In practicing consecutive interpretation, it is vital to keep in mind that this is a critical skill not only in developing skills which lead to simultaneous interpretation, but also that it is an essential skill in and of itself. Debra Russell, in a study of courtroom interpreting situations, found that in many situations, consecutive interpretation led to significant reduction in the number of errors in an interpretation. Russell’s point, backed up by research, is that our profession must see consecutive interpreting as a viable option, not just for beginning interpreters, but for all interpreters in situations where the text “was rich with technical data and contextually or culturally bound information that required greater processing time afforded by consecutive interpreting.” (Russell, p.7)
Rather than consecutive interpreting just being a “stepping-stone” to simultaneous interpreting (as Russell suggests it currently is viewed by many) knowing when to shift between consecutive and simultaneous interpreting is an important skill for all interpreters. As you move forward, I hope you will take advantage of the consecutive options to practice this crucial skill.
For Deaf Interpreters
Additionally, consecutive formats allow this resource to be useful for Deaf interpreters.
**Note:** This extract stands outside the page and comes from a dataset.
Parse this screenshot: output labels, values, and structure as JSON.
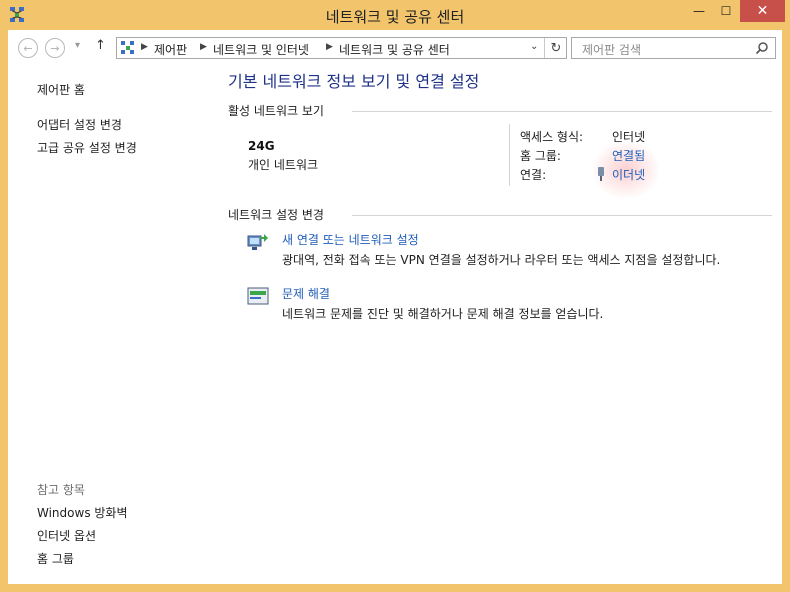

Each of the spoken English segments are provided in captioned formats, so Deaf interpreters can practice translating genuine English discourse into ASL. So, there are model interpretations by a Deaf interpreter for the “Overview of GI Procedures.” But Deaf interpreters can work with any of the consecutive segments to practice interpreting from the English.
Reference: Russell, D. “Reconstructing Our Views,” in Swabey, ed. (2002) New Designs in Interpreter Education: The Proceedings of the 14th National Convention of the Conference of Interpreter Trainers.